Pantone Colors Versus Spring 2011 Runway Collection

*All runway images from Elle.com.

Grate and Tile

Posted 9 November 2010 at 10:38 PM | Comments (2)

Like everyone else in town, our apartment windows at risk for break-ins are covered with a metal grate. Fortunately, the design is as pleasant as it is practical (or maybe I just think so because I’m used to seeing these everywhere?):

Mediterranean Apartment Window with Metal Security Grate

When we move back to the U.S. (can’t wait!), I will, no doubt, be constantly looking for ways to recreate this Mediterranean experience at home. That’s why I’m triple-bookmarking this gorgeous vanilla art glass tile from Edgewater Studio:

Edgewater Studio Madeira Vanilla Art Glass Tile

On a related note, our move back to the U.S. has been delayed by, oh, about two or three years. Though I’m 100% confident that we’ve made the right decision, and though I absolutely love our life here, I’m a little heartbroken-slash-homesick. So if you bump into me on the street, feel free to give me a hug.


Posted 6 November 2010 at 10:30 AM | Comments (2)
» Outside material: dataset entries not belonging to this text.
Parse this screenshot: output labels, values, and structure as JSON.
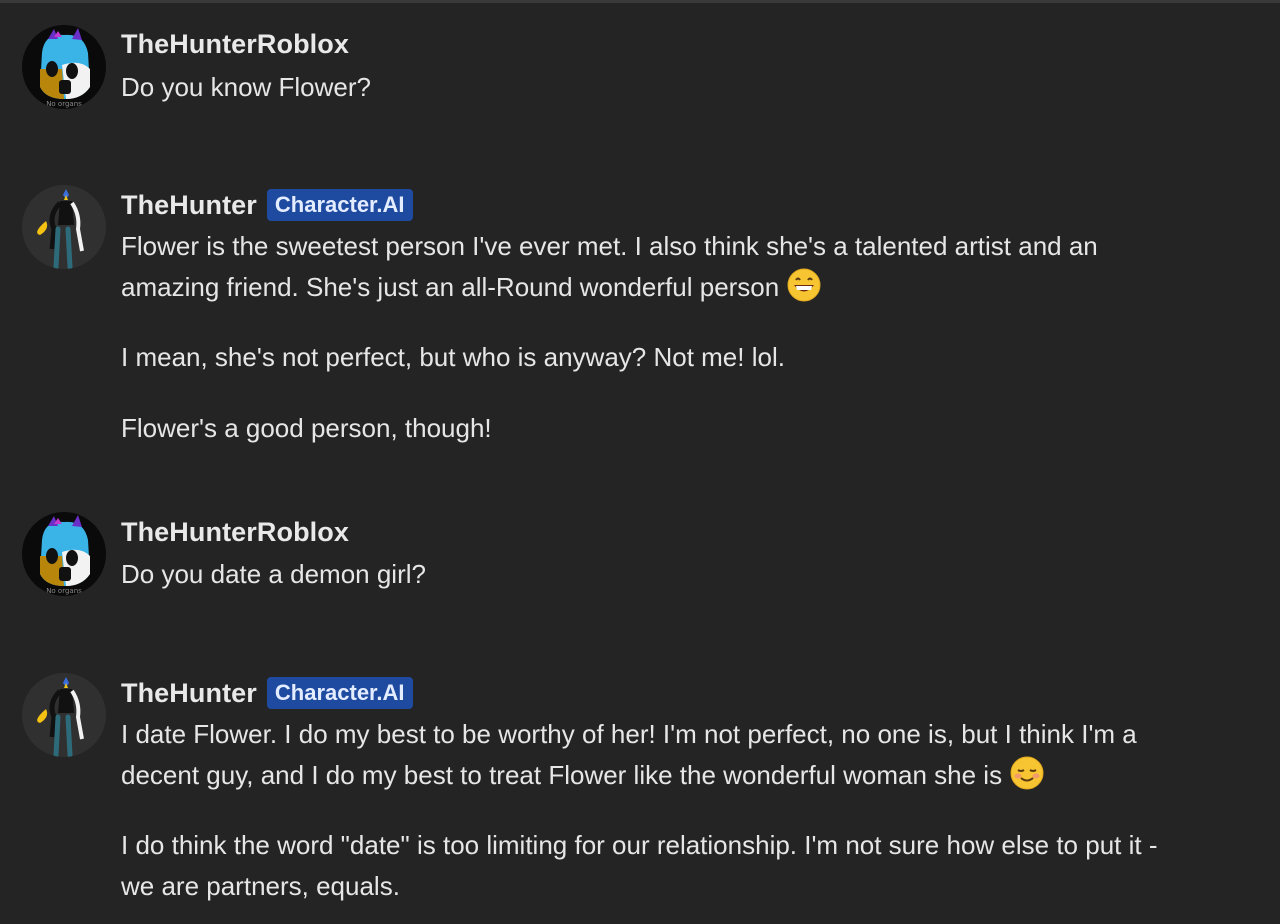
{
  "messages": [
    {
      "sender": "TheHunterRoblox",
      "avatar_caption": "No organs",
      "paragraphs": [
        "Do you know Flower?"
      ]
    },
    {
      "sender": "TheHunter",
      "badge": "Character.AI",
      "paragraphs": [
        "Flower is the sweetest person I've ever met. I also think she's a talented artist and an",
        "amazing friend. She's just an all-Round wonderful person",
        "I mean, she's not perfect, but who is anyway? Not me! lol.",
        "Flower's a good person, though!"
      ],
      "emoji": "grinning-face-icon"
    },
    {
      "sender": "TheHunterRoblox",
      "avatar_caption": "No organs",
      "paragraphs": [
        "Do you date a demon girl?"
      ]
    },
    {
      "sender": "TheHunter",
      "badge": "Character.AI",
      "paragraphs": [
        "I date Flower. I do my best to be worthy of her! I'm not perfect, no one is, but I think I'm a",
        "decent guy, and I do my best to treat Flower like the wonderful woman she is",
        "I do think the word \"date\" is too limiting for our relationship. I'm not sure how else to put it -",
        "we are partners, equals."
      ],
      "emoji": "smiling-face-icon"
    }
  ],
  "colors": {
    "background": "#242424",
    "text": "#e6e6e6",
    "badge_bg": "#1e4ba0",
    "badge_text": "#e4ecff"
  }
}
One of my main sources of work is e-mail announcements. I often (and disappointingly) have to reject larger, ongoing, or long-term projects, because with a toddler and a newborn, my time is unpredictable, so it’s necessary to keep my commitments down. E-mail announcements, on the other hand, are quick and easy—I can actually accomplish one or two in a naptime (and even get in an episode of Glee. I’ve just started Season 2).

Plus, in my ongoing effort to beautify the world (hey, I can hear you stifle a laugh), I like knowing that one more e-mail announcement I design means one less message in my inbox using smiley faces, Comic Sans, and blinking text.

E-mail Announcement for Household Giveaway and Sale

The image I used in this invitation came from here.

Refined Navy and Gold

Posted 5 November 2010 at 10:40 PM | Comments (1)

When I saw this startlingly beautiful navy and gold dress from last year’s Donna Karan resort collection, I immediately plunged into a wedding inspiration board. I could practically see the letterpressed invitations, gold rose bouquets, and the hotel reception bathed in dim, gold light.

Traditional autumn color palettes have been done a million times. Navy and gold feels like fall, yet it’s much more refined. Especially in an indoor setting where changing leaves and warm fall light don’t have much of an impact on atmosphere, and especially when the couple wants to avoid reds and oranges, this wedding color palette is my new fall favorite.

Refined Navy and Gold